- **Description of the task**
From the records below, extract all the text exactly and leave the images behind.

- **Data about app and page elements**

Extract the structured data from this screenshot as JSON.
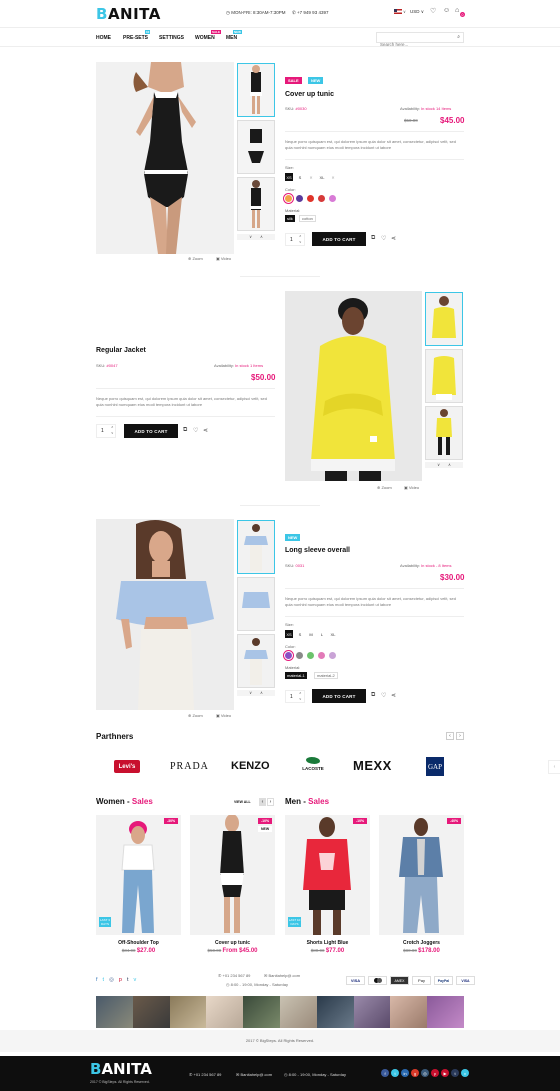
{
  "header": {
    "logo_first": "B",
    "logo_rest": "ANITA",
    "hours": "MON-FRI: 8:30AM-7:30PM",
    "phone": "+7 949 93 4397",
    "currency": "USD",
    "cart_count": "0"
  },
  "nav": {
    "items": [
      {
        "label": "HOME"
      },
      {
        "label": "PRE-SETS",
        "badge": "10"
      },
      {
        "label": "SETTINGS"
      },
      {
        "label": "WOMEN",
        "badge": "SALE"
      },
      {
        "label": "MEN",
        "badge": "NEW"
      }
    ],
    "search_placeholder": "Search here..."
  },
  "product1": {
    "badge_sale": "SALE",
    "badge_new": "NEW",
    "title": "Cover up tunic",
    "sku_label": "SKU:",
    "sku": "#0030",
    "availability_label": "Availability:",
    "availability": "In stock 14 Items",
    "old_price": "$50.00",
    "price": "$45.00",
    "description": "Neque porro quisquam est, qui dolorem ipsum quia dolor sit amet, consectetur, adipisci velit, sed quia nonhlnl numquam eius modi tempora incidunt ut labore",
    "size_label": "Size:",
    "sizes": [
      "XS",
      "S",
      "",
      "XL",
      ""
    ],
    "color_label": "Color:",
    "colors": [
      "#f1a34a",
      "#5a3a9c",
      "#e0342a",
      "#d63a3a",
      "#d87bd6"
    ],
    "material_label": "Material:",
    "material": "silk",
    "material2": "cotton",
    "qty": "1",
    "add_to_cart": "ADD TO CART",
    "zoom": "Zoom",
    "video": "Video"
  },
  "product2": {
    "title": "Regular Jacket",
    "sku_label": "SKU:",
    "sku": "#0047",
    "availability_label": "Availability:",
    "availability": "In stock 1 Items",
    "price": "$50.00",
    "description": "Neque porro quisquam est, qui dolorem ipsum quia dolor sit amet, consectetur, adipisci velit, sed quia nonhlnl numquam eius modi tempora incidunt ut labore",
    "qty": "1",
    "add_to_cart": "ADD TO CART",
    "zoom": "Zoom",
    "video": "Video"
  },
  "product3": {
    "badge_new": "NEW",
    "title": "Long sleeve overall",
    "sku_label": "SKU:",
    "sku": "0031",
    "availability_label": "Availability:",
    "availability": "In stock - 8 Items",
    "price": "$30.00",
    "description": "Neque porro quisquam est, qui dolorem ipsum quia dolor sit amet, consectetur, adipisci velit, sed quia nonhlnl numquam eius modi tempora incidunt ut labore",
    "size_label": "Size:",
    "sizes": [
      "XS",
      "S",
      "M",
      "L",
      "XL"
    ],
    "color_label": "Color:",
    "colors": [
      "#8a4fc4",
      "#8a8a8a",
      "#6cc36c",
      "#e27ab8",
      "#c9a3d6"
    ],
    "material_label": "Material:",
    "material": "material-1",
    "material2": "material-2",
    "qty": "1",
    "add_to_cart": "ADD TO CART",
    "zoom": "Zoom",
    "video": "Video"
  },
  "partners": {
    "title": "Parthners",
    "brands": [
      "Levi's",
      "PRADA",
      "KENZO",
      "LACOSTE",
      "MEXX",
      "GAP"
    ]
  },
  "women_sales": {
    "title_main": "Women",
    "title_accent": "Sales",
    "view_all": "VIEW ALL",
    "items": [
      {
        "name": "Off-Shoulder Top",
        "old": "$34.00",
        "price": "$27.00",
        "badge": "-30%",
        "timer": "LAST 3 DAYS"
      },
      {
        "name": "Cover up tunic",
        "old": "$50.00",
        "price": "From $45.00",
        "badge": "-10%",
        "badge2": "NEW"
      }
    ]
  },
  "men_sales": {
    "title_main": "Men",
    "title_accent": "Sales",
    "items": [
      {
        "name": "Shorts Light Blue",
        "old": "$80.00",
        "price": "$77.00",
        "badge": "-10%",
        "timer": "LAST 10 DAYS"
      },
      {
        "name": "Crotch Joggers",
        "old": "$80.00",
        "price": "$178.00",
        "badge": "-40%"
      }
    ]
  },
  "footer": {
    "phone": "+01 234 567 89",
    "email": "Banitahelp@.com",
    "hours": "8:00 - 19:00, Monday - Saturday",
    "payments": [
      "VISA",
      "MC",
      "AMEX",
      "Pay",
      "PayPal",
      "VISA"
    ],
    "copyright": "2017 © BigSteps. All Rights Reserved.",
    "bottom_phone": "+01 234 567 89",
    "bottom_email": "Banitahelp@.com",
    "bottom_hours": "8:00 - 19:00, Monday - Saturday",
    "bottom_copyright": "2017 © BigSteps. All Rights Reserved."
  },
  "colors": {
    "accent": "#e6197a",
    "cyan": "#3cc6e6",
    "dark": "#0e0e0e"
  }
}
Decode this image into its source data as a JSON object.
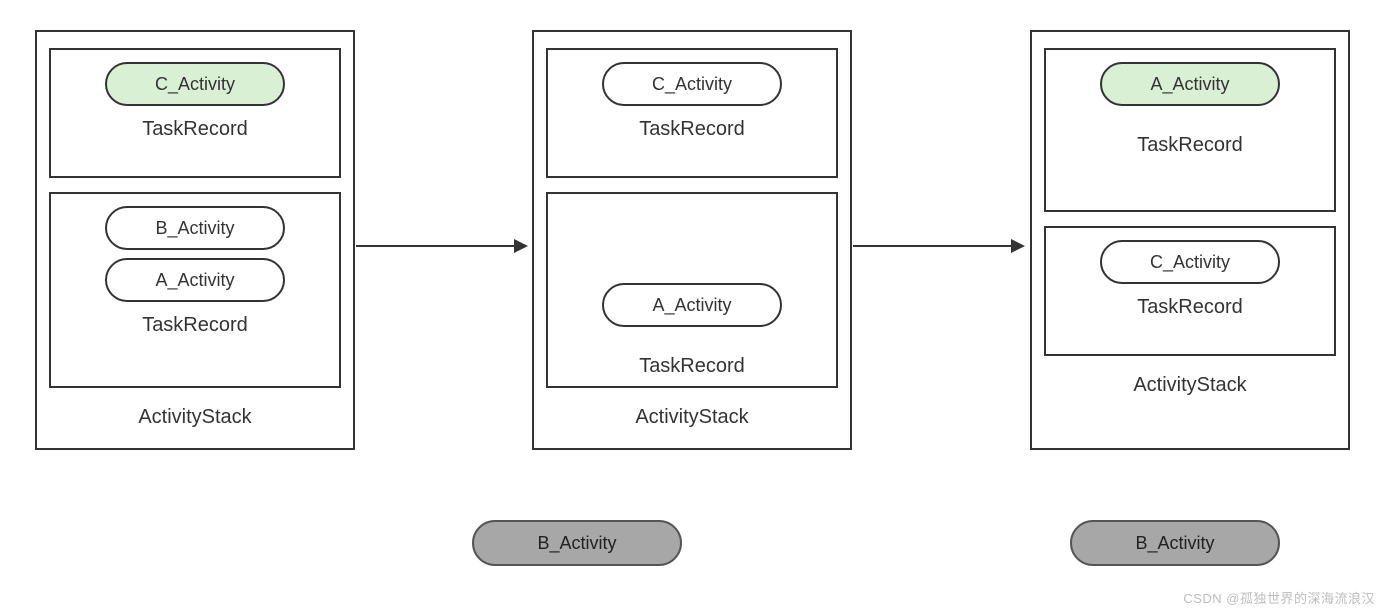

- **Answer**
Extract the structured data from this screenshot as JSON.
{
  "header": {
    "logo_first": "B",
    "logo_rest": "ANITA",
    "hours": "MON-FRI: 8:30AM-7:30PM",
    "phone": "+7 949 93 4397",
    "currency": "USD",
    "cart_count": "0"
  },
  "nav": {
    "items": [
      {
        "label": "HOME"
      },
      {
        "label": "PRE-SETS",
        "badge": "10"
      },
      {
        "label": "SETTINGS"
      },
      {
        "label": "WOMEN",
        "badge": "SALE"
      },
      {
        "label": "MEN",
        "badge": "NEW"
      }
    ],
    "search_placeholder": "Search here..."
  },
  "product1": {
    "badge_sale": "SALE",
    "badge_new": "NEW",
    "title": "Cover up tunic",
    "sku_label": "SKU:",
    "sku": "#0030",
    "availability_label": "Availability:",
    "availability": "In stock 14 Items",
    "old_price": "$50.00",
    "price": "$45.00",
    "description": "Neque porro quisquam est, qui dolorem ipsum quia dolor sit amet, consectetur, adipisci velit, sed quia nonhlnl numquam eius modi tempora incidunt ut labore",
    "size_label": "Size:",
    "sizes": [
      "XS",
      "S",
      "",
      "XL",
      ""
    ],
    "color_label": "Color:",
    "colors": [
      "#f1a34a",
      "#5a3a9c",
      "#e0342a",
      "#d63a3a",
      "#d87bd6"
    ],
    "material_label": "Material:",
    "material": "silk",
    "material2": "cotton",
    "qty": "1",
    "add_to_cart": "ADD TO CART",
    "zoom": "Zoom",
    "video": "Video"
  },
  "product2": {
    "title": "Regular Jacket",
    "sku_label": "SKU:",
    "sku": "#0047",
    "availability_label": "Availability:",
    "availability": "In stock 1 Items",
    "price": "$50.00",
    "description": "Neque porro quisquam est, qui dolorem ipsum quia dolor sit amet, consectetur, adipisci velit, sed quia nonhlnl numquam eius modi tempora incidunt ut labore",
    "qty": "1",
    "add_to_cart": "ADD TO CART",
    "zoom": "Zoom",
    "video": "Video"
  },
  "product3": {
    "badge_new": "NEW",
    "title": "Long sleeve overall",
    "sku_label": "SKU:",
    "sku": "0031",
    "availability_label": "Availability:",
    "availability": "In stock - 8 Items",
    "price": "$30.00",
    "description": "Neque porro quisquam est, qui dolorem ipsum quia dolor sit amet, consectetur, adipisci velit, sed quia nonhlnl numquam eius modi tempora incidunt ut labore",
    "size_label": "Size:",
    "sizes": [
      "XS",
      "S",
      "M",
      "L",
      "XL"
    ],
    "color_label": "Color:",
    "colors": [
      "#8a4fc4",
      "#8a8a8a",
      "#6cc36c",
      "#e27ab8",
      "#c9a3d6"
    ],
    "material_label": "Material:",
    "material": "material-1",
    "material2": "material-2",
    "qty": "1",
    "add_to_cart": "ADD TO CART",
    "zoom": "Zoom",
    "video": "Video"
  },
  "partners": {
    "title": "Parthners",
    "brands": [
      "Levi's",
      "PRADA",
      "KENZO",
      "LACOSTE",
      "MEXX",
      "GAP"
    ]
  },
  "women_sales": {
    "title_main": "Women",
    "title_accent": "Sales",
    "view_all": "VIEW ALL",
    "items": [
      {
        "name": "Off-Shoulder Top",
        "old": "$34.00",
        "price": "$27.00",
        "badge": "-30%",
        "timer": "LAST 3 DAYS"
      },
      {
        "name": "Cover up tunic",
        "old": "$50.00",
        "price": "From $45.00",
        "badge": "-10%",
        "badge2": "NEW"
      }
    ]
  },
  "men_sales": {
    "title_main": "Men",
    "title_accent": "Sales",
    "items": [
      {
        "name": "Shorts Light Blue",
        "old": "$80.00",
        "price": "$77.00",
        "badge": "-10%",
        "timer": "LAST 10 DAYS"
      },
      {
        "name": "Crotch Joggers",
        "old": "$80.00",
        "price": "$178.00",
        "badge": "-40%"
      }
    ]
  },
  "footer": {
    "phone": "+01 234 567 89",
    "email": "Banitahelp@.com",
    "hours": "8:00 - 19:00, Monday - Saturday",
    "payments": [
      "VISA",
      "MC",
      "AMEX",
      "Pay",
      "PayPal",
      "VISA"
    ],
    "copyright": "2017 © BigSteps. All Rights Reserved.",
    "bottom_phone": "+01 234 567 89",
    "bottom_email": "Banitahelp@.com",
    "bottom_hours": "8:00 - 19:00, Monday - Saturday",
    "bottom_copyright": "2017 © BigSteps. All Rights Reserved."
  },
  "colors": {
    "accent": "#e6197a",
    "cyan": "#3cc6e6",
    "dark": "#0e0e0e"
  }
}
Decode this image into its source data as a JSON object.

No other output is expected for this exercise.